### Required action
Pick out the lines below that contain the string "desc" and copy them all.

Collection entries
((

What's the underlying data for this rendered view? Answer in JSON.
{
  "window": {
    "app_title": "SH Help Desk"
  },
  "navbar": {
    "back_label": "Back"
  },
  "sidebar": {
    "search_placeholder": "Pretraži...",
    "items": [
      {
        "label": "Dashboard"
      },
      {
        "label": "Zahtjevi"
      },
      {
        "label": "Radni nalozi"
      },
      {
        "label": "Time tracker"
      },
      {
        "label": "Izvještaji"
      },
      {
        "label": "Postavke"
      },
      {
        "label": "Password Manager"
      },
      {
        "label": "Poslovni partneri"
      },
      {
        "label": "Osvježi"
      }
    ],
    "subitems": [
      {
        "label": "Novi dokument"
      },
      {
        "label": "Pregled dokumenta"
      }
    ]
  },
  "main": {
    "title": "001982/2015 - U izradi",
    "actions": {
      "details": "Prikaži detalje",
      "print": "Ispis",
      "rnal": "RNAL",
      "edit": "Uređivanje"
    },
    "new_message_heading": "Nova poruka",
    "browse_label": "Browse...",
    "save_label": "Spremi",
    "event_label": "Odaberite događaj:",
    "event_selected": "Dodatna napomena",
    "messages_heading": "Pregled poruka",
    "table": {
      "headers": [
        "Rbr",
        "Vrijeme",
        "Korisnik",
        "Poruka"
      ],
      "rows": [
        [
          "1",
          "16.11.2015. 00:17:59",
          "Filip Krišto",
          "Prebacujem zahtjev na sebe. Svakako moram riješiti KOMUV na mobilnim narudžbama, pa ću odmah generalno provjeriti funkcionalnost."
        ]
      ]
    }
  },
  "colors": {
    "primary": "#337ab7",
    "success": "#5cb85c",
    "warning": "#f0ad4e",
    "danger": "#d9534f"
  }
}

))
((

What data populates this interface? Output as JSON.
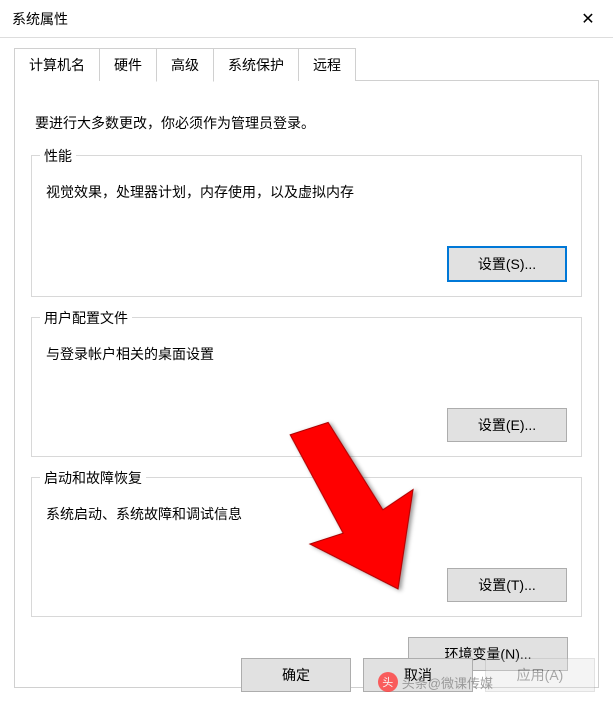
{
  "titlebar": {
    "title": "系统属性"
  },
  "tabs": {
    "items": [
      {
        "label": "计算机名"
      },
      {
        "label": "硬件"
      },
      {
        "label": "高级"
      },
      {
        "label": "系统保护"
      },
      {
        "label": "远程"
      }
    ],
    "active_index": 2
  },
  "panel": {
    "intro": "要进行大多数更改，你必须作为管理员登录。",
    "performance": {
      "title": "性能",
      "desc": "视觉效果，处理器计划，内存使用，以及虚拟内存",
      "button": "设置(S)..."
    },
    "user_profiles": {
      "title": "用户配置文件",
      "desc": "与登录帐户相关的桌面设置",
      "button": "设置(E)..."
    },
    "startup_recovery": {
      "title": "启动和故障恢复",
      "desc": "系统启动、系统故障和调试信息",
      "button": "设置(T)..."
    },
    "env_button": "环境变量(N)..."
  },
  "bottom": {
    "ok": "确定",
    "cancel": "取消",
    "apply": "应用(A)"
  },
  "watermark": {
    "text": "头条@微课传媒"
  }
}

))

### Task result
      "desc": "视觉效果，处理器计划，内存使用，以及虚拟内存",
      "desc": "与登录帐户相关的桌面设置",
      "desc": "系统启动、系统故障和调试信息",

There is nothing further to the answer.